Although the bulk of Mike Linaker's fiction has appeared in the action-adventure genre, where he regularly chronicles the adventures of Gold Eagle's Mack Bolan, he remains one of Britain's most accomplished and collectible western writers. He is also a very, very nice guy.
Mike's main interest in adolescence was science fiction. "The western influence came from film and television," he later explained. "I read SF books by the dozen, but few if any westerns because that Max Brand/Zane Grey stuff just didn't do anything for me.
"Then one day I happened across a Fawcett Gold Medal western called Tough Hombre by Dudley Dean. Something about the cover just hooked me, and after I finished reading it I'd become a western fan in no uncertain terms. Western paperbacks were being imported in great quantities at that time, so I was spoilt for choice."
Mike very quickly came to admire the western in its traditional form. "Not that I don't like the current output, which is now coyly called Frontier Fiction," he's quick to add. "But I feel there's still an audience for the westerns of the past. When I talk of 'traditional' westerns, it brings to mind the writers who influenced me when I read their stories. Frank Castle, Lewis B. Patten, Gordon Shirreffs, Richard Jessup and many others. And of course Louis L'Amour. They wrote about tough, honest, self-sufficient heroes, gunfights in dusty streets and conflicts played out against the spectacular terrain of the old Southwest. It was the stuff of high adventure, a time when America was still creating its own history and its heroes. In the West we're dealing with, though the stories painted vivid images of tough men in a harsh land, the prose perhaps strayed from the absolute truth, but in the hands of those craftsmen who wrote the stories, there was an allowance for a little artistic bending of the rules.

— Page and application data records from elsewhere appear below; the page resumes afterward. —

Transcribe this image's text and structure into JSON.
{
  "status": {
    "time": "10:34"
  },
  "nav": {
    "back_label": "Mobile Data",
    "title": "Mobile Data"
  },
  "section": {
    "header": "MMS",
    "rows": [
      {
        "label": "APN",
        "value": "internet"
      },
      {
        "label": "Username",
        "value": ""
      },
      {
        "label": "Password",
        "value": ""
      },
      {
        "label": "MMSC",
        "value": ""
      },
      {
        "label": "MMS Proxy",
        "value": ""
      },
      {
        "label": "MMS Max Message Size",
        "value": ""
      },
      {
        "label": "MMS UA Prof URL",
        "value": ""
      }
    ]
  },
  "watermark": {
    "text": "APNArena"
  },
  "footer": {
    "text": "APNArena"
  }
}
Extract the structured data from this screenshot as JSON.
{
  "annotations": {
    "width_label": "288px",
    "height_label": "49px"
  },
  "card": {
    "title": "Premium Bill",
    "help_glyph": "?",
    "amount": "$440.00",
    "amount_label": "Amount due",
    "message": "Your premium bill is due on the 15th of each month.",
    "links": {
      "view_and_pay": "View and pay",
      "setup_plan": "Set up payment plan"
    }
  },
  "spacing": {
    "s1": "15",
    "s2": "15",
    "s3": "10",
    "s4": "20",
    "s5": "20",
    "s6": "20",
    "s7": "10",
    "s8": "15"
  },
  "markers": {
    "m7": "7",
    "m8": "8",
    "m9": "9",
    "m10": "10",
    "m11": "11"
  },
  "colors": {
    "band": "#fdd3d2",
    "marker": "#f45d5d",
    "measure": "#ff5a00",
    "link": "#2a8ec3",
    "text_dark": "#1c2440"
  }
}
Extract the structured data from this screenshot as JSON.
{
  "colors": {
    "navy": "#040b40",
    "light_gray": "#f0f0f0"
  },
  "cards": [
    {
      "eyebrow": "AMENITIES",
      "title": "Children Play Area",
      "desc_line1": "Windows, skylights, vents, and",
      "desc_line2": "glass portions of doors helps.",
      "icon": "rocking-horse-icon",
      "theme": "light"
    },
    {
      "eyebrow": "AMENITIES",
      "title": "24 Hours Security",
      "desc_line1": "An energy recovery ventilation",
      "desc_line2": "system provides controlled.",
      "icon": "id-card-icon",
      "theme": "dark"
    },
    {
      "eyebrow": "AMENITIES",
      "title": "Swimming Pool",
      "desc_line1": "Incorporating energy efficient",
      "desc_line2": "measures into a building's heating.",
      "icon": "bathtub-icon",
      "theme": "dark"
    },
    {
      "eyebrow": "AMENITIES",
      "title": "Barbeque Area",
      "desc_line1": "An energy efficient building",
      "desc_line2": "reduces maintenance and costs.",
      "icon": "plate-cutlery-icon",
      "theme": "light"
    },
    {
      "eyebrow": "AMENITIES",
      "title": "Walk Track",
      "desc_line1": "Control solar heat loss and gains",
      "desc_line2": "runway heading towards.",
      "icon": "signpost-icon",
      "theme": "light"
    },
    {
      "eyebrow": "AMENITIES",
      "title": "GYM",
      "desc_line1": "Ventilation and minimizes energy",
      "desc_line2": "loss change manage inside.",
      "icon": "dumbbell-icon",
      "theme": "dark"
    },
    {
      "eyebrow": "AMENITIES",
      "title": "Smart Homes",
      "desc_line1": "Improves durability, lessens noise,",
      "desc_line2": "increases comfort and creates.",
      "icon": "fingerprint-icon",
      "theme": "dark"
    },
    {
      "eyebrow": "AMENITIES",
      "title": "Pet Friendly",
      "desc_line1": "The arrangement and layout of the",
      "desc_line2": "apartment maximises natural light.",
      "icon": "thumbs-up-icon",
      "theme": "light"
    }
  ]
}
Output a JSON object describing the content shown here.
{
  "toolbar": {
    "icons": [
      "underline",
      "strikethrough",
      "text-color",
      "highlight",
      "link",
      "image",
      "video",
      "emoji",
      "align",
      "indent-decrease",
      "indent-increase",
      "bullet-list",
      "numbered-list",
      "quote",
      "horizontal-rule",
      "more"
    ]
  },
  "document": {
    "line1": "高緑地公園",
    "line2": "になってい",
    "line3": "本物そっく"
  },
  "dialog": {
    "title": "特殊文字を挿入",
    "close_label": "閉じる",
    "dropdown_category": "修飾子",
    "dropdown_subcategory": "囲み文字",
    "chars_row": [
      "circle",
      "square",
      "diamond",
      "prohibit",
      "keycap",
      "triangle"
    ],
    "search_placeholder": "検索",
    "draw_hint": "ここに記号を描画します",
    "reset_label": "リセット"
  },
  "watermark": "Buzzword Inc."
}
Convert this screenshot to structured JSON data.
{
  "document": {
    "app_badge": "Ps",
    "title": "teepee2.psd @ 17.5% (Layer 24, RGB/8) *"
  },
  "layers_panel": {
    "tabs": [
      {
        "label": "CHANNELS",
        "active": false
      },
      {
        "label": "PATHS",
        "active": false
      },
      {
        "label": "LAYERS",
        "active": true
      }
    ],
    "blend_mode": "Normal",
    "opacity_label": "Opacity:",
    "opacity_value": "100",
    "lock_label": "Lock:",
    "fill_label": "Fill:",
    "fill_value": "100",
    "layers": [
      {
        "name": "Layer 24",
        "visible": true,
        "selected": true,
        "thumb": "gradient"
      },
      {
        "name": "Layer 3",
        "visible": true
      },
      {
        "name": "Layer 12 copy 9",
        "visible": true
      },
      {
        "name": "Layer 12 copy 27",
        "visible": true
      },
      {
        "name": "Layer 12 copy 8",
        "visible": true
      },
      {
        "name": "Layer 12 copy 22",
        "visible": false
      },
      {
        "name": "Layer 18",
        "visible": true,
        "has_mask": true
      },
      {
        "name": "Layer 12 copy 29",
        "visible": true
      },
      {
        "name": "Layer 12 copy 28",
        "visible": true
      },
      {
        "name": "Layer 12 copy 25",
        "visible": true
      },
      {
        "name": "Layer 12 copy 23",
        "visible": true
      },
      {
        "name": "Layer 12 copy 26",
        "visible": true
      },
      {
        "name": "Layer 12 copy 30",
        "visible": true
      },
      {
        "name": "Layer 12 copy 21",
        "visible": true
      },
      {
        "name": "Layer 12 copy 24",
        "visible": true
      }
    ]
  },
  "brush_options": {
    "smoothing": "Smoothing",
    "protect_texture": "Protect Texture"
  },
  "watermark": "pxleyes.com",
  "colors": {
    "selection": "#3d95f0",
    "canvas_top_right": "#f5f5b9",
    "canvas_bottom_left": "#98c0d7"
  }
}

No different, in truth, of any fictional genre, where too much reality could not only tarnish the storyline, but might easily detract from the reason for the piece -- to entertain the reader."
Mike's first published western was Incident at Butler's Station (1967), a neat variation on the "group of people under siege" theme, in this case a soldier, a band of outlaws en route to jail and a strong-willed woman, all of them trapped in a Wells Fargo way-station surrounded by Apaches. This book, and its successor, were both issued under the pseudonym "Richard Wyler".
That second book was a pursuit story entitled Savage Journey (1967). The hero here is Luke Kennick, a former soldier whose last patrol was wiped out by marauding Comanches. Tensions rise when Kennick -- now a rancher -- agrees to escort the Indian chief who led the ambush across country for trial. Kennick's task is complicated when he finds and rescues a woman in the desert.
The "maverick lawman" theme surfaced in Mike's Jason Brand series, written as "Neil Hunter" and originally published in Norway by Morgan Kane publisher Bladkompaniet. Brand is a former US Marshal turned gun-for-hire, and the series contains several of Mike's most intriguing plots, such as in Devil's Gold where -- in its original form -- a trail of Confederate gold leads Brand to Jamaica, where he locks horns with a Chinese renegade and teams up with a British secret agent!
However, probably his best-known western series to date is that featuring Bodie the Stalker, again written as "Neil Hunter". Bodie is a bounty hunter, and with its violent and often intense plots, this six-book series successfully recreates the mood of the old Spaghetti westerns.